▸ SOURCE INFORMATION:
[Start of Attachment]
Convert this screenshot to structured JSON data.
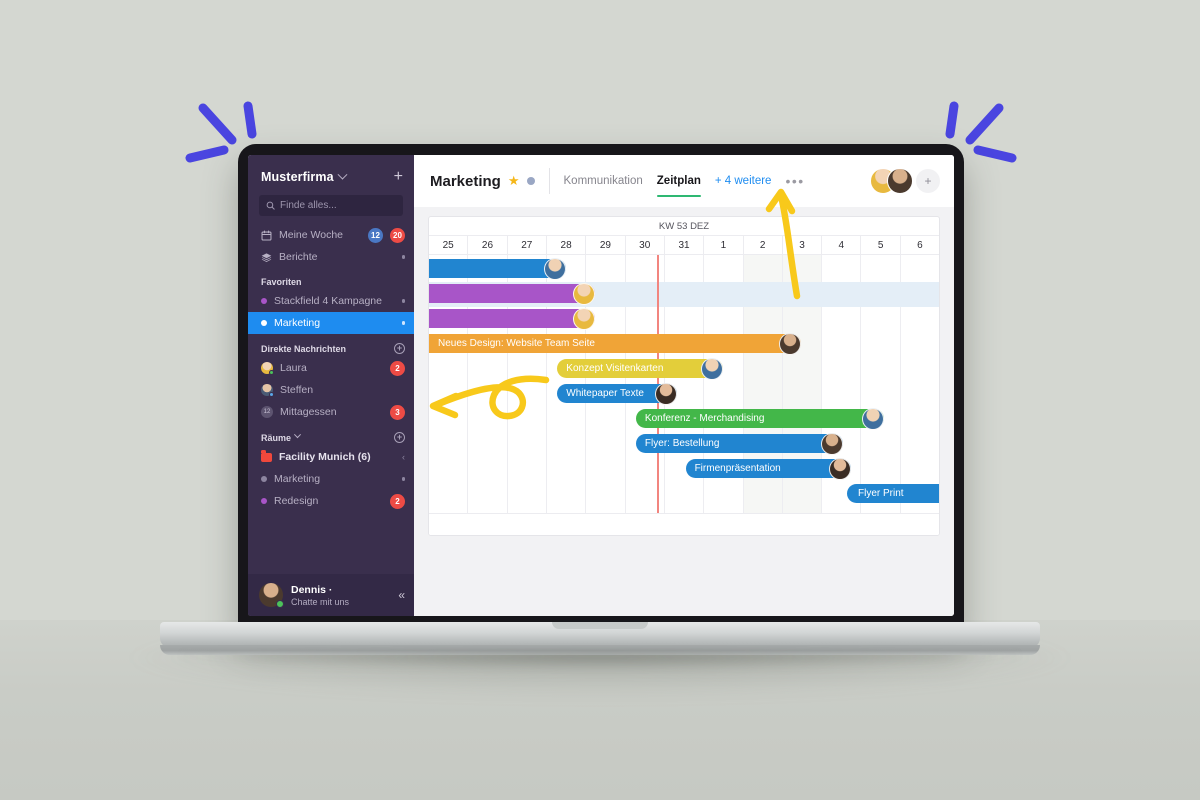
{
  "workspace": {
    "org_name": "Musterfirma",
    "org_caret_icon": "chevron-down-icon",
    "add_icon": "plus-icon",
    "search_placeholder": "Finde alles...",
    "search_icon": "search-icon",
    "nav": [
      {
        "label": "Meine Woche",
        "icon": "calendar-icon",
        "badges": [
          {
            "text": "12",
            "color": "#4a78c4"
          },
          {
            "text": "20",
            "color": "#ed4b45"
          }
        ]
      },
      {
        "label": "Berichte",
        "icon": "layers-icon",
        "caret": "·"
      }
    ],
    "favorites_heading": "Favoriten",
    "favorites": [
      {
        "label": "Stackfield 4 Kampagne",
        "dot_color": "#a855c8",
        "trailing": "dot",
        "selected": false
      },
      {
        "label": "Marketing",
        "dot_color": "#ffffff",
        "trailing": "dot",
        "selected": true
      }
    ],
    "dm_heading": "Direkte Nachrichten",
    "dm_add_icon": "plus-circle-icon",
    "direct_messages": [
      {
        "label": "Laura",
        "avatar": "woman-yellow",
        "status": "#4cc35a",
        "badge": "2"
      },
      {
        "label": "Steffen",
        "avatar": "man-blue",
        "status": "#5aa7e8",
        "badge": ""
      },
      {
        "label": "Mittagessen",
        "avatar": "group-12",
        "status": "",
        "badge": "3"
      }
    ],
    "rooms_heading": "Räume",
    "rooms_caret_icon": "chevron-down-icon",
    "rooms_add_icon": "plus-circle-icon",
    "rooms": [
      {
        "label": "Facility Munich (6)",
        "icon": "folder-icon",
        "trailing": "chevron-left-icon",
        "badge": ""
      },
      {
        "label": "Marketing",
        "dot_color": "#8d85a0",
        "trailing": "dot",
        "badge": ""
      },
      {
        "label": "Redesign",
        "dot_color": "#a855c8",
        "trailing": "badge",
        "badge": "2"
      }
    ],
    "user": {
      "name": "Dennis ·",
      "subtitle": "Chatte mit uns",
      "avatar": "man-dark",
      "status_color": "#4cc35a",
      "collapse_icon": "chevron-double-left-icon"
    }
  },
  "header": {
    "project_title": "Marketing",
    "star_icon": "star-icon",
    "project_dot_color": "#9aa7c4",
    "tabs": [
      {
        "label": "Kommunikation",
        "active": false,
        "kind": "normal"
      },
      {
        "label": "Zeitplan",
        "active": true,
        "kind": "normal"
      },
      {
        "label": "+ 4 weitere",
        "active": false,
        "kind": "more"
      }
    ],
    "overflow_icon": "ellipsis-icon",
    "members": [
      {
        "avatar": "woman-yellow"
      },
      {
        "avatar": "man-dark"
      }
    ],
    "add_member_icon": "plus-icon"
  },
  "timeline": {
    "week_label": "KW 53 DEZ",
    "days": [
      "25",
      "26",
      "27",
      "28",
      "29",
      "30",
      "31",
      "1",
      "2",
      "3",
      "4",
      "5",
      "6"
    ],
    "weekend_columns": [
      8,
      9
    ],
    "highlight_band_row": 1,
    "today_column": 5,
    "today_line_color": "#f2857f",
    "tasks": [
      {
        "label": "",
        "color": "#2185d0",
        "start": 0,
        "span": 3.3,
        "avatar": "man-blue",
        "row": 0
      },
      {
        "label": "",
        "color": "#a855c8",
        "start": 0,
        "span": 4.0,
        "avatar": "woman-yellow",
        "row": 1
      },
      {
        "label": "",
        "color": "#a855c8",
        "start": 0,
        "span": 4.0,
        "avatar": "woman-yellow",
        "row": 2
      },
      {
        "label": "Neues Design: Website Team Seite",
        "color": "#f0a437",
        "start": 0,
        "span": 9.0,
        "avatar": "man-dark",
        "row": 3
      },
      {
        "label": "Konzept Visitenkarten",
        "color": "#e3ce3a",
        "start": 3.1,
        "span": 4.0,
        "avatar": "man-blue",
        "row": 4
      },
      {
        "label": "Whitepaper Texte",
        "color": "#2185d0",
        "start": 3.1,
        "span": 2.9,
        "avatar": "woman-dark",
        "row": 5
      },
      {
        "label": "Konferenz - Merchandising",
        "color": "#43b749",
        "start": 5.0,
        "span": 6.0,
        "avatar": "man-blue",
        "row": 6
      },
      {
        "label": "Flyer: Bestellung",
        "color": "#2185d0",
        "start": 5.0,
        "span": 5.0,
        "avatar": "man-dark",
        "row": 7
      },
      {
        "label": "Firmenpräsentation",
        "color": "#2185d0",
        "start": 6.2,
        "span": 4.0,
        "avatar": "woman-dark",
        "row": 8
      },
      {
        "label": "Flyer Print",
        "color": "#2185d0",
        "start": 10.1,
        "span": 3.4,
        "avatar": "",
        "row": 9
      }
    ]
  },
  "annotations": [
    {
      "name": "arrow-to-overflow-menu",
      "color": "#f8c91b"
    },
    {
      "name": "arrow-to-timeline-left",
      "color": "#f8c91b"
    }
  ],
  "decor": {
    "sparkle_color": "#4a45e0",
    "background_color": "#d4d7d1"
  }
}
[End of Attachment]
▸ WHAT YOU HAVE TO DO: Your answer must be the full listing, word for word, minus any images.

▸ OUTPUT:
Convert this screenshot to structured JSON data.
{
  "workspace": {
    "org_name": "Musterfirma",
    "org_caret_icon": "chevron-down-icon",
    "add_icon": "plus-icon",
    "search_placeholder": "Finde alles...",
    "search_icon": "search-icon",
    "nav": [
      {
        "label": "Meine Woche",
        "icon": "calendar-icon",
        "badges": [
          {
            "text": "12",
            "color": "#4a78c4"
          },
          {
            "text": "20",
            "color": "#ed4b45"
          }
        ]
      },
      {
        "label": "Berichte",
        "icon": "layers-icon",
        "caret": "·"
      }
    ],
    "favorites_heading": "Favoriten",
    "favorites": [
      {
        "label": "Stackfield 4 Kampagne",
        "dot_color": "#a855c8",
        "trailing": "dot",
        "selected": false
      },
      {
        "label": "Marketing",
        "dot_color": "#ffffff",
        "trailing": "dot",
        "selected": true
      }
    ],
    "dm_heading": "Direkte Nachrichten",
    "dm_add_icon": "plus-circle-icon",
    "direct_messages": [
      {
        "label": "Laura",
        "avatar": "woman-yellow",
        "status": "#4cc35a",
        "badge": "2"
      },
      {
        "label": "Steffen",
        "avatar": "man-blue",
        "status": "#5aa7e8",
        "badge": ""
      },
      {
        "label": "Mittagessen",
        "avatar": "group-12",
        "status": "",
        "badge": "3"
      }
    ],
    "rooms_heading": "Räume",
    "rooms_caret_icon": "chevron-down-icon",
    "rooms_add_icon": "plus-circle-icon",
    "rooms": [
      {
        "label": "Facility Munich (6)",
        "icon": "folder-icon",
        "trailing": "chevron-left-icon",
        "badge": ""
      },
      {
        "label": "Marketing",
        "dot_color": "#8d85a0",
        "trailing": "dot",
        "badge": ""
      },
      {
        "label": "Redesign",
        "dot_color": "#a855c8",
        "trailing": "badge",
        "badge": "2"
      }
    ],
    "user": {
      "name": "Dennis ·",
      "subtitle": "Chatte mit uns",
      "avatar": "man-dark",
      "status_color": "#4cc35a",
      "collapse_icon": "chevron-double-left-icon"
    }
  },
  "header": {
    "project_title": "Marketing",
    "star_icon": "star-icon",
    "project_dot_color": "#9aa7c4",
    "tabs": [
      {
        "label": "Kommunikation",
        "active": false,
        "kind": "normal"
      },
      {
        "label": "Zeitplan",
        "active": true,
        "kind": "normal"
      },
      {
        "label": "+ 4 weitere",
        "active": false,
        "kind": "more"
      }
    ],
    "overflow_icon": "ellipsis-icon",
    "members": [
      {
        "avatar": "woman-yellow"
      },
      {
        "avatar": "man-dark"
      }
    ],
    "add_member_icon": "plus-icon"
  },
  "timeline": {
    "week_label": "KW 53 DEZ",
    "days": [
      "25",
      "26",
      "27",
      "28",
      "29",
      "30",
      "31",
      "1",
      "2",
      "3",
      "4",
      "5",
      "6"
    ],
    "weekend_columns": [
      8,
      9
    ],
    "highlight_band_row": 1,
    "today_column": 5,
    "today_line_color": "#f2857f",
    "tasks": [
      {
        "label": "",
        "color": "#2185d0",
        "start": 0,
        "span": 3.3,
        "avatar": "man-blue",
        "row": 0
      },
      {
        "label": "",
        "color": "#a855c8",
        "start": 0,
        "span": 4.0,
        "avatar": "woman-yellow",
        "row": 1
      },
      {
        "label": "",
        "color": "#a855c8",
        "start": 0,
        "span": 4.0,
        "avatar": "woman-yellow",
        "row": 2
      },
      {
        "label": "Neues Design: Website Team Seite",
        "color": "#f0a437",
        "start": 0,
        "span": 9.0,
        "avatar": "man-dark",
        "row": 3
      },
      {
        "label": "Konzept Visitenkarten",
        "color": "#e3ce3a",
        "start": 3.1,
        "span": 4.0,
        "avatar": "man-blue",
        "row": 4
      },
      {
        "label": "Whitepaper Texte",
        "color": "#2185d0",
        "start": 3.1,
        "span": 2.9,
        "avatar": "woman-dark",
        "row": 5
      },
      {
        "label": "Konferenz - Merchandising",
        "color": "#43b749",
        "start": 5.0,
        "span": 6.0,
        "avatar": "man-blue",
        "row": 6
      },
      {
        "label": "Flyer: Bestellung",
        "color": "#2185d0",
        "start": 5.0,
        "span": 5.0,
        "avatar": "man-dark",
        "row": 7
      },
      {
        "label": "Firmenpräsentation",
        "color": "#2185d0",
        "start": 6.2,
        "span": 4.0,
        "avatar": "woman-dark",
        "row": 8
      },
      {
        "label": "Flyer Print",
        "color": "#2185d0",
        "start": 10.1,
        "span": 3.4,
        "avatar": "",
        "row": 9
      }
    ]
  },
  "annotations": [
    {
      "name": "arrow-to-overflow-menu",
      "color": "#f8c91b"
    },
    {
      "name": "arrow-to-timeline-left",
      "color": "#f8c91b"
    }
  ],
  "decor": {
    "sparkle_color": "#4a45e0",
    "background_color": "#d4d7d1"
  }
}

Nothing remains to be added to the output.